*WORK REQUIRED:*
Go through the entries, filter for the word "screenshot", and copy every line that has it.
---------- EXERCISE INPUTS ----------
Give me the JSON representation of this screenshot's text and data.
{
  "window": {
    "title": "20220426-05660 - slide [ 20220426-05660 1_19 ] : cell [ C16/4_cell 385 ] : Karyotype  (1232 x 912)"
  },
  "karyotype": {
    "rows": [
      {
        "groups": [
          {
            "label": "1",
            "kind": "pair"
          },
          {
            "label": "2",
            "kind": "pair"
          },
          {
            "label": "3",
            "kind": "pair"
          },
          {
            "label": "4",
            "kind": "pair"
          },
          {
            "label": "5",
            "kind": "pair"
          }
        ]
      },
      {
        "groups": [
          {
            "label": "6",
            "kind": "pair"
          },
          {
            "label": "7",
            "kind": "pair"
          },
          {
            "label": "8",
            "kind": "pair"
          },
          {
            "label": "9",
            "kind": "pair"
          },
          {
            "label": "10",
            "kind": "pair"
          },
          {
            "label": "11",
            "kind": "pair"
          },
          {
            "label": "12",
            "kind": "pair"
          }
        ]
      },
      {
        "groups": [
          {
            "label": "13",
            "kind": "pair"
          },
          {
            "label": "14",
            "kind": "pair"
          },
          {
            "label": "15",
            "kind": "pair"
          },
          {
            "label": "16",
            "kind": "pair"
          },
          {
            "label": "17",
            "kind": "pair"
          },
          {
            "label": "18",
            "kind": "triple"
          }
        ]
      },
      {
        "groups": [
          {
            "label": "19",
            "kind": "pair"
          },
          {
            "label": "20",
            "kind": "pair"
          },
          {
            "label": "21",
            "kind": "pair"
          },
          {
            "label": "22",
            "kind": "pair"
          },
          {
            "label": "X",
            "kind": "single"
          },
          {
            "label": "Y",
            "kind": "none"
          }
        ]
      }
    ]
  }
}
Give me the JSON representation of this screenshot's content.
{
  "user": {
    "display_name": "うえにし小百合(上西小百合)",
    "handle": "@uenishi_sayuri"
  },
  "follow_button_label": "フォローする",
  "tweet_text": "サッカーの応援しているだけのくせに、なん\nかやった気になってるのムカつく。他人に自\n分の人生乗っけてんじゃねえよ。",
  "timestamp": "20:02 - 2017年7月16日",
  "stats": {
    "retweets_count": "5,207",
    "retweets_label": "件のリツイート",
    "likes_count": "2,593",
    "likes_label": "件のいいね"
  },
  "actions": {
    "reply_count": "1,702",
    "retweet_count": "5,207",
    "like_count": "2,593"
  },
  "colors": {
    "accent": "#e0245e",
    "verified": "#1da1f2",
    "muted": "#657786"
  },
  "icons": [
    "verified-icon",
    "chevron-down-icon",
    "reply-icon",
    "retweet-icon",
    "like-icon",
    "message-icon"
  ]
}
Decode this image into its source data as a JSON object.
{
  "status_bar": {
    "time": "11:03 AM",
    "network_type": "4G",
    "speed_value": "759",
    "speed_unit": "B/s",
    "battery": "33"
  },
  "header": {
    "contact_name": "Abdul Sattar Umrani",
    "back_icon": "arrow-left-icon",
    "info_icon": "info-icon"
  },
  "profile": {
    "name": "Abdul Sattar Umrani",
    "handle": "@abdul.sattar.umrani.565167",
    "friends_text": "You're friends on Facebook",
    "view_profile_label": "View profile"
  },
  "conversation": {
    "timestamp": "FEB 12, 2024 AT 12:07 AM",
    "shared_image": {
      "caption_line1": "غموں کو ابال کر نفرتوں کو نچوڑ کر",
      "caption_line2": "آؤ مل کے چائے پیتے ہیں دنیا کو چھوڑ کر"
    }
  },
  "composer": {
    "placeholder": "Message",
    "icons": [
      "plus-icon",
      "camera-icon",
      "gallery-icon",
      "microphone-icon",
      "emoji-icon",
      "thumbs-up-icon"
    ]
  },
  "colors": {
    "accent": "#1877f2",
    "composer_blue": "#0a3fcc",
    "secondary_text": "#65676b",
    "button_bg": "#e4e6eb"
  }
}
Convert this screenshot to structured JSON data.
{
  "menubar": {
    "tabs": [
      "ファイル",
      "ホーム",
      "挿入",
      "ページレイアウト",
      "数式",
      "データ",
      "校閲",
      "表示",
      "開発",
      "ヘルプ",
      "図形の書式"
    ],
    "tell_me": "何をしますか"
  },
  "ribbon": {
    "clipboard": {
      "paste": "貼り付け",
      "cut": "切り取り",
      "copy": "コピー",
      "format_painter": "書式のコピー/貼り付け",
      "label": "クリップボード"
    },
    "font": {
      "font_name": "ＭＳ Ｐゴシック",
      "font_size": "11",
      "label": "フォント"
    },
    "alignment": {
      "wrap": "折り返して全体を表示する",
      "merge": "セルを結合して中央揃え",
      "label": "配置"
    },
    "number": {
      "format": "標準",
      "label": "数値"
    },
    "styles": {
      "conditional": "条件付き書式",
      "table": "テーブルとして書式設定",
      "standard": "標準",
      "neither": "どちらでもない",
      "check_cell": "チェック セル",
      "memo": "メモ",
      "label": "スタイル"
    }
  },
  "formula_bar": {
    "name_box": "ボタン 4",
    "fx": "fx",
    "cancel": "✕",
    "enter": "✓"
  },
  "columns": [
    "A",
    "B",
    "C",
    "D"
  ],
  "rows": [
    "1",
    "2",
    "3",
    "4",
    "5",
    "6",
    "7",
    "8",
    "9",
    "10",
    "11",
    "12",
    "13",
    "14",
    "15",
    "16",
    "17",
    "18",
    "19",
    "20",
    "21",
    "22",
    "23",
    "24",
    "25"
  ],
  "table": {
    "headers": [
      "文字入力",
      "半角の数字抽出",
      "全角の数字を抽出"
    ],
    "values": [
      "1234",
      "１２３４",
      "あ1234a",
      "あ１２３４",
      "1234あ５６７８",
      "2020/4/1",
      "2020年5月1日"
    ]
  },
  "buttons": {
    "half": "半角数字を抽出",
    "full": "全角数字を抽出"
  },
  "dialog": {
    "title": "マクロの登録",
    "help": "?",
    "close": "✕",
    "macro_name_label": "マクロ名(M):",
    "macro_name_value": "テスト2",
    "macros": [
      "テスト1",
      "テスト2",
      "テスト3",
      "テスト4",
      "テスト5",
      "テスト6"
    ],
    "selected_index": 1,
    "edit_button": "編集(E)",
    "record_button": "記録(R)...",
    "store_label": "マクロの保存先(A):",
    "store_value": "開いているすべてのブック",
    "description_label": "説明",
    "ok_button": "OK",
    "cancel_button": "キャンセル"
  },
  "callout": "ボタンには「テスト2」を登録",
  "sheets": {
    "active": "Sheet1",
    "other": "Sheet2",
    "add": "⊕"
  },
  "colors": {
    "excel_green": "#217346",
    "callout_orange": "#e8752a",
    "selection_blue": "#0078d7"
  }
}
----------
*RESPONSE BELOW:*
Give me the JSON representation of this screenshot's text and data.
Give me the JSON representation of this screenshot's content.
Convert this screenshot to structured JSON data.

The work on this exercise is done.